Gilman provides information on gender roles in her time period by showing how the narrator’s husband’s treatment towards her is typical in that that he does not let her oppose his opinion when she tries to tell him she no longer needs rest. For instance, “he [sits] straight up and [looks] at [her] with such a stern, reproachful look that [she does] not say another word. ” He makes her feel as if she does not know what is in her own best interest. His decision to stay put in that house and her agreement to it without a word suggests the economic and social dependence of women on men.
The final similar obstacle they face is the expected gender role to which they have to be compliant. In “A Jury of Her Peers,” the representation of the kitchen as a woman’s sole domain of life indicates Minnie’s time and effort which she solely devotes to the duties of the house chores, particularly the kitchen. The overused condition of the stove is another object that suggests Minnie’s services to her husband. She is obligated to do so because of society’s perception of gender roles. Glaspell’s point in her story is that women’s worth has been sociologically devalued because of the attributes associated with each gender.
Women in those times were treated as subordinates to an extent that men did not value their emotions or the importance of their being.
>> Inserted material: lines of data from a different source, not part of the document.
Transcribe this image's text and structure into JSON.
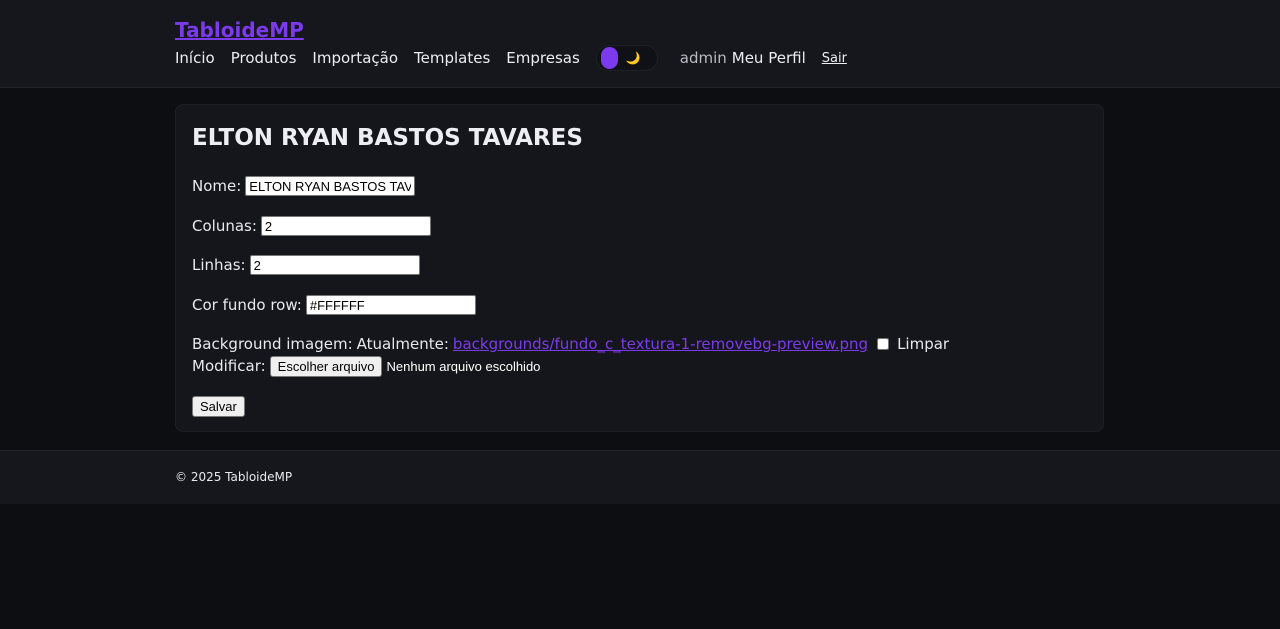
{
  "header": {
    "brand": "TabloideMP",
    "nav": [
      "Início",
      "Produtos",
      "Importação",
      "Templates",
      "Empresas"
    ],
    "theme_toggle_icon": "moon-icon",
    "user": "admin",
    "profile": "Meu Perfil",
    "logout": "Sair"
  },
  "form": {
    "title": "ELTON RYAN BASTOS TAVARES",
    "nome_label": "Nome:",
    "nome_value": "ELTON RYAN BASTOS TAVARES",
    "colunas_label": "Colunas:",
    "colunas_value": "2",
    "linhas_label": "Linhas:",
    "linhas_value": "2",
    "cor_label": "Cor fundo row:",
    "cor_value": "#FFFFFF",
    "bg_label": "Background imagem:",
    "currently_label": "Atualmente:",
    "current_file": "backgrounds/fundo_c_textura-1-removebg-preview.png",
    "clear_label": "Limpar",
    "modify_label": "Modificar:",
    "choose_file": "Escolher arquivo",
    "no_file": "Nenhum arquivo escolhido",
    "save": "Salvar"
  },
  "footer": {
    "text": "© 2025 TabloideMP"
  },
  "colors": {
    "accent": "#7c3aed",
    "background": "#0d0e12",
    "surface": "#15161b"
  }
}
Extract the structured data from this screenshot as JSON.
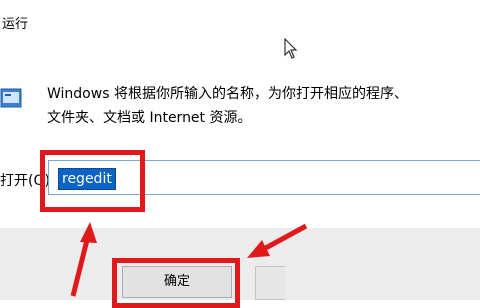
{
  "window": {
    "title": "运行"
  },
  "dialog": {
    "description_line1": "Windows 将根据你所输入的名称，为你打开相应的程序、",
    "description_line2": "文件夹、文档或 Internet 资源。",
    "open_label": "打开(O):",
    "open_value": "regedit",
    "ok_label": "确定"
  },
  "annotation": {
    "color": "#e01a1a"
  },
  "icons": [
    "mouse-cursor",
    "run-app-icon",
    "red-arrow-up",
    "red-arrow-left"
  ]
}
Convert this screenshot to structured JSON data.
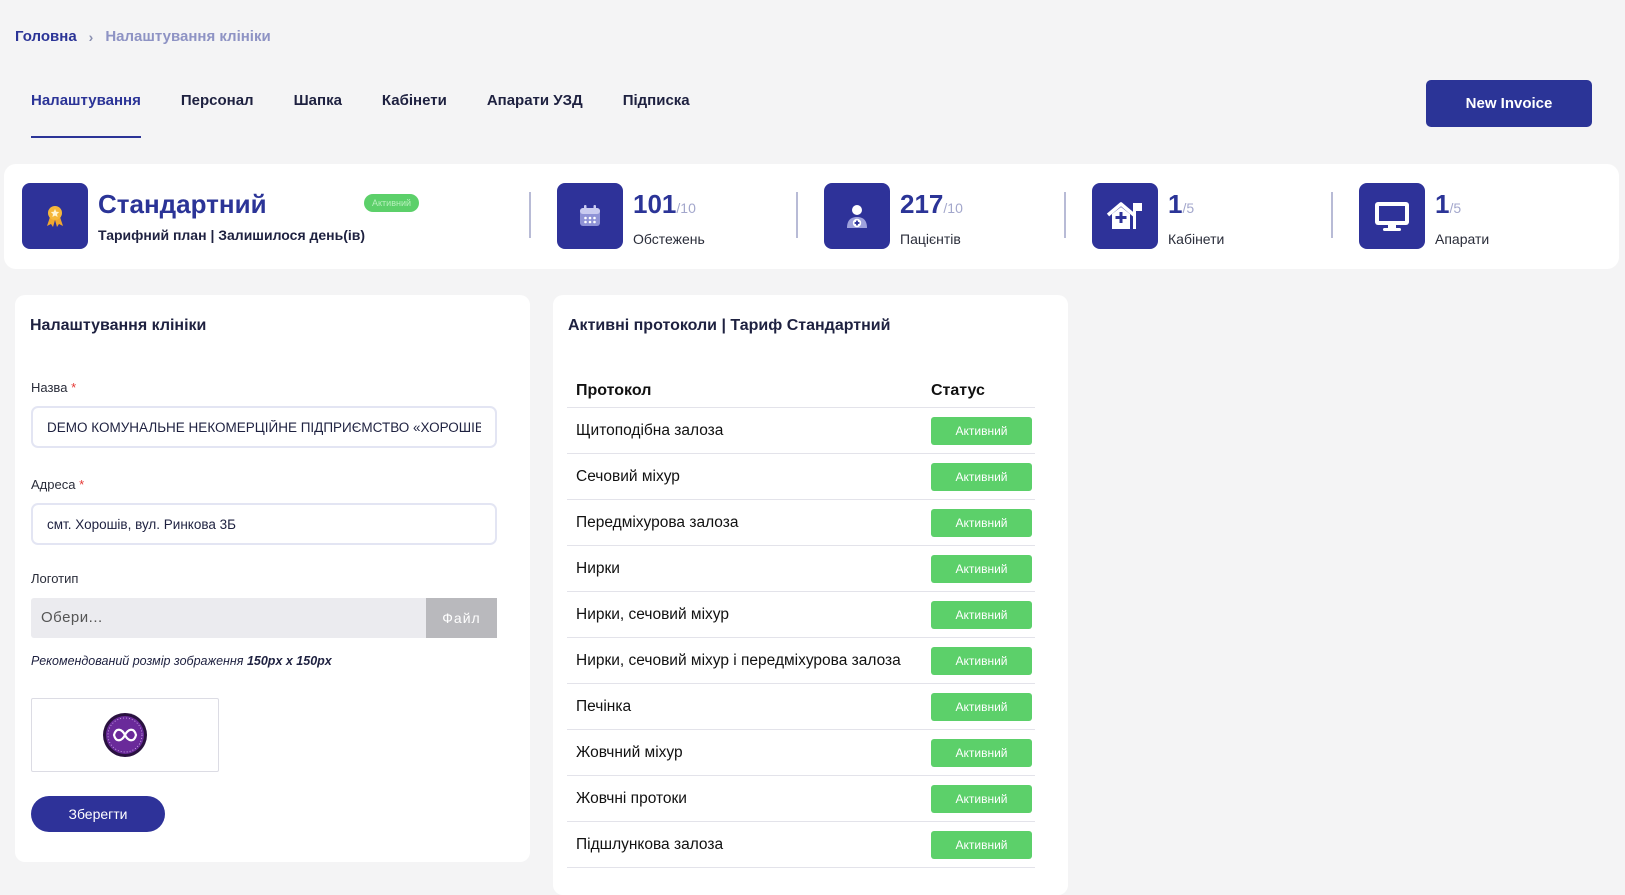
{
  "breadcrumb": {
    "home": "Головна",
    "current": "Налаштування клініки"
  },
  "tabs": [
    {
      "label": "Налаштування",
      "active": true
    },
    {
      "label": "Персонал"
    },
    {
      "label": "Шапка"
    },
    {
      "label": "Кабінети"
    },
    {
      "label": "Апарати УЗД"
    },
    {
      "label": "Підписка"
    }
  ],
  "new_invoice_label": "New Invoice",
  "plan": {
    "name": "Стандартний",
    "badge": "Активний",
    "subtitle": "Тарифний план | Залишилося день(ів)"
  },
  "stats": [
    {
      "value": "101",
      "max": "/10",
      "label": "Обстежень",
      "icon": "calendar-icon"
    },
    {
      "value": "217",
      "max": "/10",
      "label": "Пацієнтів",
      "icon": "patient-icon"
    },
    {
      "value": "1",
      "max": "/5",
      "label": "Кабінети",
      "icon": "clinic-icon"
    },
    {
      "value": "1",
      "max": "/5",
      "label": "Апарати",
      "icon": "monitor-icon"
    }
  ],
  "settings": {
    "title": "Налаштування клініки",
    "name_label": "Назва",
    "name_value": "DEMO КОМУНАЛЬНЕ НЕКОМЕРЦІЙНЕ ПІДПРИЄМСТВО «ХОРОШІВСЬКА",
    "address_label": "Адреса",
    "address_value": "смт. Хорошів, вул. Ринкова 3Б",
    "required_mark": "*",
    "logo_label": "Логотип",
    "file_placeholder": "Обери...",
    "file_button": "Файл",
    "hint_text": "Рекомендований розмір зображення ",
    "hint_size": "150px x 150px",
    "save_label": "Зберегти"
  },
  "protocols": {
    "title": "Активні протоколи | Тариф Стандартний",
    "col_protocol": "Протокол",
    "col_status": "Статус",
    "status_label": "Активний",
    "rows": [
      "Щитоподібна залоза",
      "Сечовий міхур",
      "Передміхурова залоза",
      "Нирки",
      "Нирки, сечовий міхур",
      "Нирки, сечовий міхур і передміхурова залоза",
      "Печінка",
      "Жовчний міхур",
      "Жовчні протоки",
      "Підшлункова залоза"
    ]
  },
  "colors": {
    "primary": "#2b3497",
    "success": "#5cd06a",
    "background": "#f4f4f5"
  }
}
In the story, the men’s attitudes reflect this when they regard the details in the kitchen trivial and laugh at the fine stitching on her quilt. The society’s representation of an accepted form of male dominance, whether it is fair or not, drives Minnie to commit a murder. Similarly, the main character’s gender role in “The Yellow Wallpaper,” requires her to be compliant. Her state of being suppressed from her baby and the meetings from her loved ones implies the obedience towards her husband’s commandments.
Just like Minnie, she is ordered as well and is expected to obey, particularly because of her role as a woman. Gilman depicts men’s dominative role over women, she points out that they are controlling and underestimate women’s’ intellectual power. This is seen when she converses with her husband about moving elsewhere. He underestimates her ability to understand her own self. He decides for her feelings of wellness by giving her an impression that he knows better than she does. As a result, with a consistent attitude to be correct every time drives the women to literally think they are wrong.
Though they share a major theme, the authors have slightly different focuses. Gilman makes a convincing statement about the correlation between the concept of freedom and insanity. She shows how due to gender inequality a relationship between two unrelated variables is formed. Whereas, Glaspell shows due to gender inequality how men are incapable of understanding the subtlety of women’s communication. Despite of these trivial different focuses, however, the theme is one. Thus, owing to several similarities both of the stories, written exquisitely, give a comprehensive and explicit view of gender inequality.